That’s when Parker agreed to hear a pitch from a nice young fresh-faced fellow named Jim Valley who was a leader of a fairly new local band called The Viceroys. Valley explained that his band – who had honed their act playing mainly “functions” at the Seattle Tennis Club, the Washington Athletic Club and other stops on the local “society circuit” – really wanted to perform at the ballroom and would do everything they could to keep things safe and sane. For unknown reasons, the Parkers caved, the Viceroys played (jumping up on the piano nary a time) and once again the grand old hall was back in the rock ‘n’ roll biz.
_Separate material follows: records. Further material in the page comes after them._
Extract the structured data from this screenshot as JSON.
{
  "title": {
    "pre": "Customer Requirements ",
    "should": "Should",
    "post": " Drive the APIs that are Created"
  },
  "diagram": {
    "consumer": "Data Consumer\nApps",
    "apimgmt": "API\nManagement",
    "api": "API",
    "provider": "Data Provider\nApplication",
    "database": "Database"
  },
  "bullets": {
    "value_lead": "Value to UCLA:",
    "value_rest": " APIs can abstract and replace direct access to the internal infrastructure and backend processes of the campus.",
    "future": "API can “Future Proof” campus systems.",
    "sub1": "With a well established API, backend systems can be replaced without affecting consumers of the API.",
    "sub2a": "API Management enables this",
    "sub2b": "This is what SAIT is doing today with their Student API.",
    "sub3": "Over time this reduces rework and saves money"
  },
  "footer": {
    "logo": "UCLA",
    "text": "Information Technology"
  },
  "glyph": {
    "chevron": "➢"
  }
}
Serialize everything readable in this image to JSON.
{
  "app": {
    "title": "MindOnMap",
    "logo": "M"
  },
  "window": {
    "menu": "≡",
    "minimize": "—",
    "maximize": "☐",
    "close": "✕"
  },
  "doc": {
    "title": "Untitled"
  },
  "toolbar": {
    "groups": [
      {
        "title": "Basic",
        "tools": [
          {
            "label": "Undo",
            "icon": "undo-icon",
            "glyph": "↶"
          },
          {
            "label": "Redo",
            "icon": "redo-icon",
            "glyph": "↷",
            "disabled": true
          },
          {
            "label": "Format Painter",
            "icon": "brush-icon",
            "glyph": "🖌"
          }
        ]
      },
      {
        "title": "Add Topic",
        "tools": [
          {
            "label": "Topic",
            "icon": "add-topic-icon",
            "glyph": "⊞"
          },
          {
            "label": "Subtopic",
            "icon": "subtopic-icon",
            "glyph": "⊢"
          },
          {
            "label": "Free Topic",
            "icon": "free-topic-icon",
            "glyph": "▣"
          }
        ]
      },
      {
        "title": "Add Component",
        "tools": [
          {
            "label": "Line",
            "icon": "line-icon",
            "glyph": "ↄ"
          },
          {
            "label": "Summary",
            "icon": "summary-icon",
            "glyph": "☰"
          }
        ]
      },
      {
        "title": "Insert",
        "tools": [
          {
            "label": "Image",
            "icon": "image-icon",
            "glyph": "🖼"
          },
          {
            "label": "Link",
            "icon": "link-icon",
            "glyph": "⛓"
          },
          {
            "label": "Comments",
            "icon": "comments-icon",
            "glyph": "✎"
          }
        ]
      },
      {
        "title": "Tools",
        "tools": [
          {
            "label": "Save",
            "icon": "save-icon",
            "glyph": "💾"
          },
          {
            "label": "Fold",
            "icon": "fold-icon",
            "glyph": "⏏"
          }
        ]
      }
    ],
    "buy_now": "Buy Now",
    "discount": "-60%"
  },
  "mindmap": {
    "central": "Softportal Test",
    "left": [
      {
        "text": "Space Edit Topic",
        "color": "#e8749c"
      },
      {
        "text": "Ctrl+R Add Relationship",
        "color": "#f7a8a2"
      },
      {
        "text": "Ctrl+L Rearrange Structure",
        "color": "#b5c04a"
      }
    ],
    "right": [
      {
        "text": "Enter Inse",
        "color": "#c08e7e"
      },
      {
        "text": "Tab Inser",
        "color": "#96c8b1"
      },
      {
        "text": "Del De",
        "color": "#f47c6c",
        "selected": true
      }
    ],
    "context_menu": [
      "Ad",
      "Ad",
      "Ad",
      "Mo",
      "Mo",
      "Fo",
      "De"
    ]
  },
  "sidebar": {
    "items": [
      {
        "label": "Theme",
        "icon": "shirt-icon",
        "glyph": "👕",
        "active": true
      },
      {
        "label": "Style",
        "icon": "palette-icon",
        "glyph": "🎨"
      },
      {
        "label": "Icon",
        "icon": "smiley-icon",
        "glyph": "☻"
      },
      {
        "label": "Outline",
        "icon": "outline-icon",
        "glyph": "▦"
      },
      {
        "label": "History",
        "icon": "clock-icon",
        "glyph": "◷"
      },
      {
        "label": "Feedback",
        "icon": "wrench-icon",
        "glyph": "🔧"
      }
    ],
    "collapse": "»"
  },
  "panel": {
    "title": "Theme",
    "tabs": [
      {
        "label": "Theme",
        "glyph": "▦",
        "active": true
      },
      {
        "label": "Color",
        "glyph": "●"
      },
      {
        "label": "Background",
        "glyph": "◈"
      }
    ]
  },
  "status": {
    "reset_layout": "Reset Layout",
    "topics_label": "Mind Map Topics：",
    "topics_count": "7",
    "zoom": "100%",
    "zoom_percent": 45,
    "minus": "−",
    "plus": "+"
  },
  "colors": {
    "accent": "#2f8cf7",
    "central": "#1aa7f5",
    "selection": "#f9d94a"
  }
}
But by then the rockabilly trend was winding down. And even though the music of those seminal Sun pioneers had inspired a generation of local rockabillies and rockabelles (including Bobby Wayne & the Warriors, Darryl Britt & the Blue Jeans, Johnny Clark & the Four Playboys, the Volk Brothers, Jerry Merritt & the Pacers, Vinnie Duman & the Rhythmaires, Ray Gentry, the Maddy Brothers, Sheree Scott, Benny Cliff, Leon Mach, and Leon Smith & the Orbit Rockers) the main thrust of Northwest Rock would rely more on straight R&B elements rather than hillbilly rock.
However, as we all know, the Sun influence – and rockabilly itself – did not die back then. It did, however, hibernate for a number of years while the Surf Rock, British Invasion, Garage Rock, Folk Rock, and Acid Rock trends emerged sequentially. And then around the time that Punk Rock and then New Wave came to fore in the late-‘70s/early ‘80s rockabilly awoke once again and discovered a revived audience. Perhaps the first Northwest band who donned the then-requisite mile-high pompadours and matching hep threads was the Magnetics. After that a whole series of rockabilly bands rose up including: the 88's, the Hurricanes, the Razorbacks, the Alley Gators, the Jackals (later: the Flapjacks), and the Rockabilly Hell 5. In recent years a number of bands that draw the alt.country/Americana/ rockabilly crowds to area nightclubs includes the Picketts, the Souvenirs, and the Dusty 45’s.
Though the Sun stars were nothing less than rock ‘n’ roll “Johnny Appleseeds” – sowing the idea that rockin’ and rollin’ was not only fun, but also eminently doable – the fruit of their efforts went much further than scoring hit records. The Sun sound served as blueprint for teenaged musicians all around the world, and here in the Northwest helped ignite the rock ‘n’ roll scene that continues to inspire a whole lotta shakin’ in area nightclubs and concert halls.
[Note: a version of this essay was originally published by Feedback Magazine in June 2001]